Having attained independence from Portugal as recently as 1975, the country still has strong cultural ties to Portugal.

See China–Mozambique relations China-Mozambique relations date back to the 1960s, when China began to support the struggle of Mozambique's Marxist-oriented FRELIMO party against Portuguese colonialism.

Hu Jintao, president of the People's Republic of China, made an official visit to Mozambique in February 2007, during which he and Armando Guebuza, the president of Mozambique, pledged further cooperation in the areas of economy, technology, agriculture, education and sports.

The 1984 Nkomati Accord, while failing in its goal of ending South African support to RENAMO, opened initial diplomatic contacts between the Mozambican and South African governments.

This process gained momentum with South Africa's elimination of apartheid, which culminated in the establishment of full diplomatic relations in October 1993.

Similarly, in early 1996 Mozambique joined its Anglophone neighbors in the Commonwealth.

In the same year, Mozambique became a founding member and the first President of the Community of Portuguese Language Countries (CPLP), and maintains close ties with other Lusophone states.

See Mozambique–Russia relations Mozambique-Russia relations date back to the 1960s, when Russia began to support the struggle of Mozambique's Marxist-oriented FRELIMO party against Portuguese colonialism.

Most leaders of the FRELIMO were trained in Moscow.

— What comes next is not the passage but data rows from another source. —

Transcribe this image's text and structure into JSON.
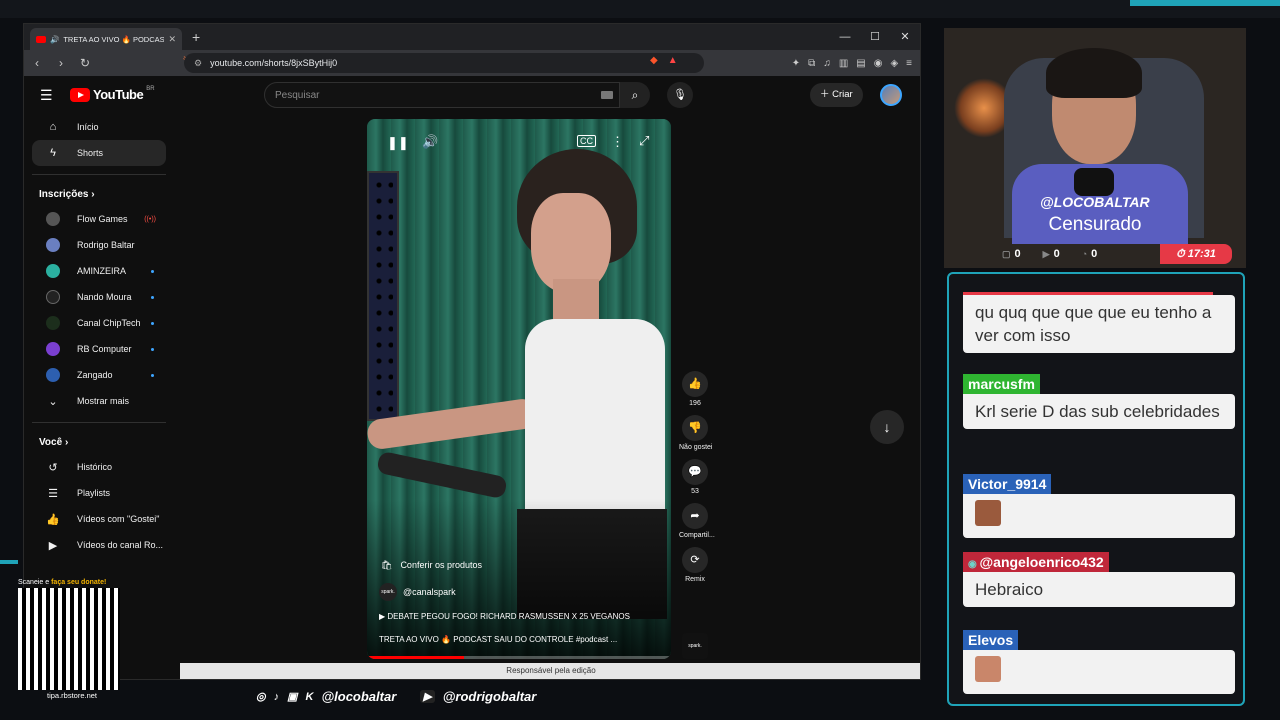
{
  "browser": {
    "tab_title": "TRETA AO VIVO 🔥 PODCAST SAIU",
    "url": "youtube.com/shorts/8jxSBytHij0"
  },
  "youtube": {
    "logo_text": "YouTube",
    "logo_region": "BR",
    "search_placeholder": "Pesquisar",
    "create_label": "Criar",
    "sidebar": {
      "primary": [
        {
          "label": "Início",
          "icon": "home-icon"
        },
        {
          "label": "Shorts",
          "icon": "shorts-icon",
          "active": true
        }
      ],
      "subscriptions_title": "Inscrições",
      "subscriptions": [
        {
          "label": "Flow Games",
          "status": "live"
        },
        {
          "label": "Rodrigo Baltar",
          "status": "none"
        },
        {
          "label": "AMINZEIRA",
          "status": "new"
        },
        {
          "label": "Nando Moura",
          "status": "new"
        },
        {
          "label": "Canal ChipTech",
          "status": "new"
        },
        {
          "label": "RB Computer",
          "status": "new"
        },
        {
          "label": "Zangado",
          "status": "new"
        }
      ],
      "show_more": "Mostrar mais",
      "you_title": "Você",
      "you_items": [
        {
          "label": "Histórico",
          "icon": "history-icon"
        },
        {
          "label": "Playlists",
          "icon": "playlist-icon"
        },
        {
          "label": "Vídeos com \"Gostei\"",
          "icon": "thumbs-up-icon"
        },
        {
          "label": "Vídeos do canal Ro...",
          "icon": "video-icon"
        }
      ]
    },
    "short": {
      "products_label": "Conferir os produtos",
      "channel": "@canalspark",
      "channel_avatar_text": "spark.",
      "title": "DEBATE PEGOU FOGO! RICHARD RASMUSSEN X 25 VEGANOS",
      "description": "TRETA AO VIVO 🔥 PODCAST SAIU DO CONTROLE #podcast ...",
      "progress": 0.32,
      "likes": "196",
      "dislike_label": "Não gostei",
      "comments": "53",
      "share_label": "Compartil...",
      "remix_label": "Remix",
      "sound_thumb_text": "spark."
    },
    "footer_notice": "Responsável pela edição"
  },
  "stream": {
    "cam_name": "@LOCOBALTAR",
    "cam_status": "Censurado",
    "stats": [
      "0",
      "0",
      "0"
    ],
    "timer": "17:31",
    "chat": [
      {
        "user": "",
        "text": "qu quq que que que eu tenho a ver com isso",
        "color": "#e63946"
      },
      {
        "user": "marcusfm",
        "text": "Krl serie D das sub celebridades",
        "color": "#2fb531"
      },
      {
        "user": "Victor_9914",
        "text": "",
        "color": "#2a62b8",
        "emote": true
      },
      {
        "user": "@angeloenrico432",
        "text": "Hebraico",
        "color": "#c0273a"
      },
      {
        "user": "Elevos",
        "text": "",
        "color": "#2a62b8",
        "emote": true
      }
    ],
    "socials": [
      "@locobaltar",
      "@rodrigobaltar"
    ],
    "qr_caption_pre": "Scaneie e",
    "qr_caption_bold": "faça seu donate!",
    "qr_site": "tipa.rbstore.net"
  }
}
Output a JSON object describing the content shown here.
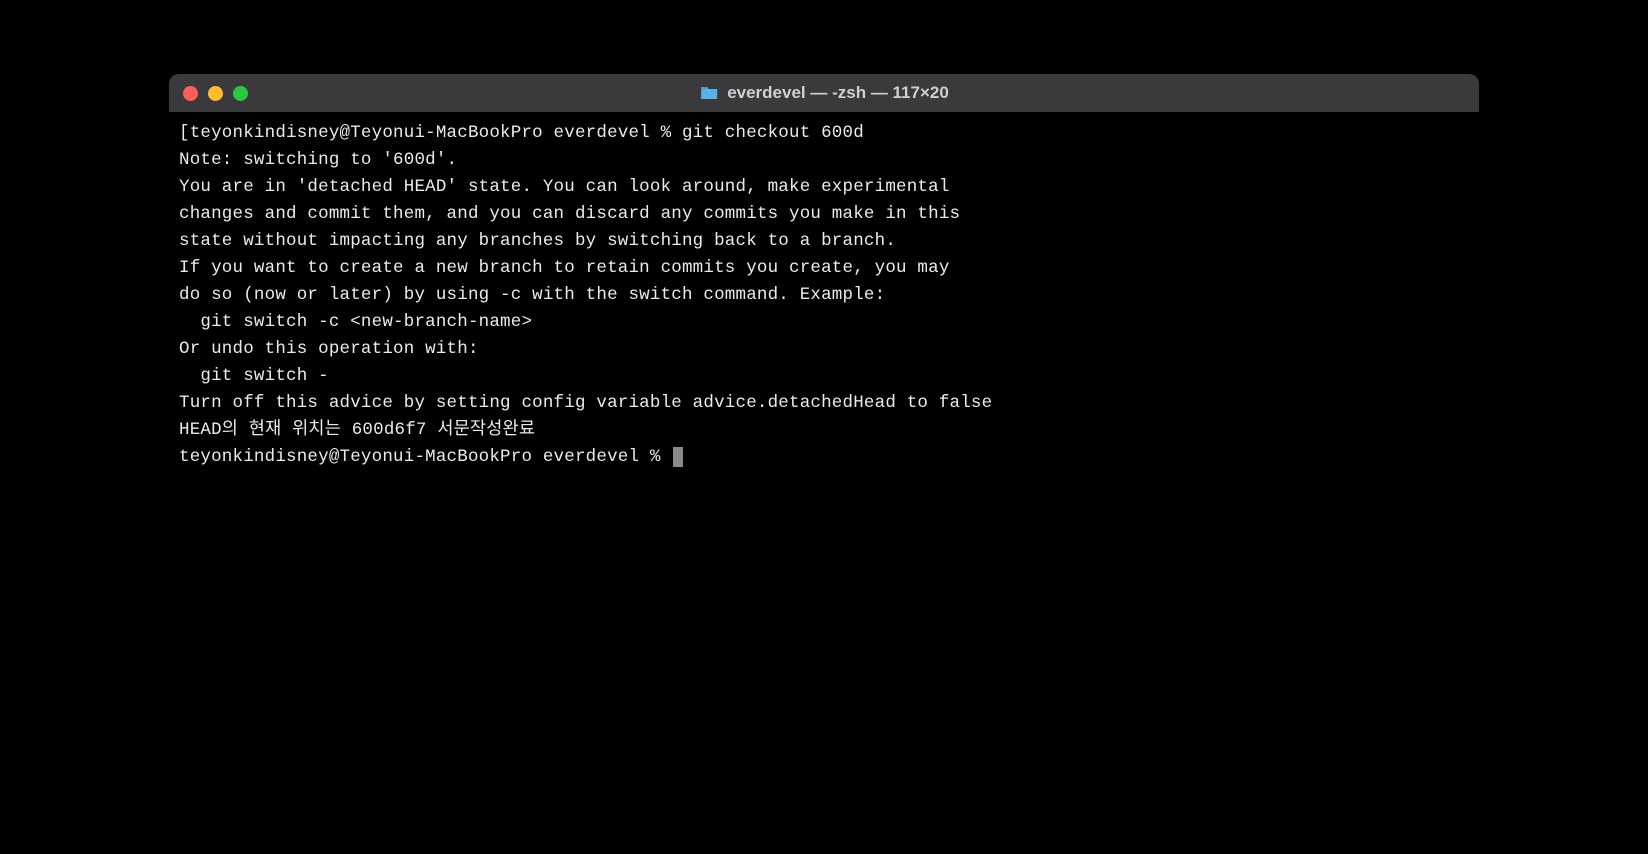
{
  "window": {
    "title": "everdevel — -zsh — 117×20"
  },
  "terminal": {
    "lines": [
      "[teyonkindisney@Teyonui-MacBookPro everdevel % git checkout 600d",
      "Note: switching to '600d'.",
      "",
      "You are in 'detached HEAD' state. You can look around, make experimental",
      "changes and commit them, and you can discard any commits you make in this",
      "state without impacting any branches by switching back to a branch.",
      "",
      "If you want to create a new branch to retain commits you create, you may",
      "do so (now or later) by using -c with the switch command. Example:",
      "",
      "  git switch -c <new-branch-name>",
      "",
      "Or undo this operation with:",
      "",
      "  git switch -",
      "",
      "Turn off this advice by setting config variable advice.detachedHead to false",
      "",
      "HEAD의 현재 위치는 600d6f7 서문작성완료",
      "teyonkindisney@Teyonui-MacBookPro everdevel % "
    ]
  }
}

Mozambique's decision to enforce United Nations sanctions against Rhodesia and support Rhodesian guerrillas led Ian Smith's regime to undertake overt and covert actions to destabilize the country.